** Supplied material follows **

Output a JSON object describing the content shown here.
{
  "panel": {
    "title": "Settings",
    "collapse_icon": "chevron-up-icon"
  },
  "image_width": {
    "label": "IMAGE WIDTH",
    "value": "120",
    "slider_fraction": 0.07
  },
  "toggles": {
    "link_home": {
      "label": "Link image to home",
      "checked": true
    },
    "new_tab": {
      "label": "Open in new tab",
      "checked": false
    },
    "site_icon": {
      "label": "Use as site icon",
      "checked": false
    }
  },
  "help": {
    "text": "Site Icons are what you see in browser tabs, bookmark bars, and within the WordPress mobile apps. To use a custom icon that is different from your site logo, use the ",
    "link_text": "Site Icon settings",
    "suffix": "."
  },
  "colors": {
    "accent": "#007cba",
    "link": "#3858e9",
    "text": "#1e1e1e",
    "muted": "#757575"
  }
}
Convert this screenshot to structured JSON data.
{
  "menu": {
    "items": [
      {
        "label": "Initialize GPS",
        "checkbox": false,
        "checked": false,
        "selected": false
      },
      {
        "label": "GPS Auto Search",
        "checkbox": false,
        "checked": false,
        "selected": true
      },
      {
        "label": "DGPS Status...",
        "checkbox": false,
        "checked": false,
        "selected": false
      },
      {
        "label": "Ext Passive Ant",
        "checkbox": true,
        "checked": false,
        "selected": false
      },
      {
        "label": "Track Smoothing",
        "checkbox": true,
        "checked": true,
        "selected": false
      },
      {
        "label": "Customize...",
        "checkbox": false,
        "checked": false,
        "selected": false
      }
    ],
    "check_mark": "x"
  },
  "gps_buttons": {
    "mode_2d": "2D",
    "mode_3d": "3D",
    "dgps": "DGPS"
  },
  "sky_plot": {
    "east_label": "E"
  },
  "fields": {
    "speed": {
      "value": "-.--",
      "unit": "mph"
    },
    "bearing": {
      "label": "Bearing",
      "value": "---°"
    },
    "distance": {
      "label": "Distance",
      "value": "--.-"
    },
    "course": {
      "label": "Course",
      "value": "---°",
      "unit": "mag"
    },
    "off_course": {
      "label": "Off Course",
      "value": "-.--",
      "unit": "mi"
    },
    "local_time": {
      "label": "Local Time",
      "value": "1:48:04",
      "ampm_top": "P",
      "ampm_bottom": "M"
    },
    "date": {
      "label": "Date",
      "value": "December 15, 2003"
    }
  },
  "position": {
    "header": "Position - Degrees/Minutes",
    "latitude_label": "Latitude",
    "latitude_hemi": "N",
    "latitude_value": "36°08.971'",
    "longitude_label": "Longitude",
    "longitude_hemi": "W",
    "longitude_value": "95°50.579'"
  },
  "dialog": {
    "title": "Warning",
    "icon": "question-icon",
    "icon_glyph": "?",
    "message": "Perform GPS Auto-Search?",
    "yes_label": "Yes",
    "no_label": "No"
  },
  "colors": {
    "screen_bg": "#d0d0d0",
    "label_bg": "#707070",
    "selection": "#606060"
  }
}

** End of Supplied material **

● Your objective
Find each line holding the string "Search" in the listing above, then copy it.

● Problem solution
        "label": "GPS Auto Search",
    "message": "Perform GPS Auto-Search?",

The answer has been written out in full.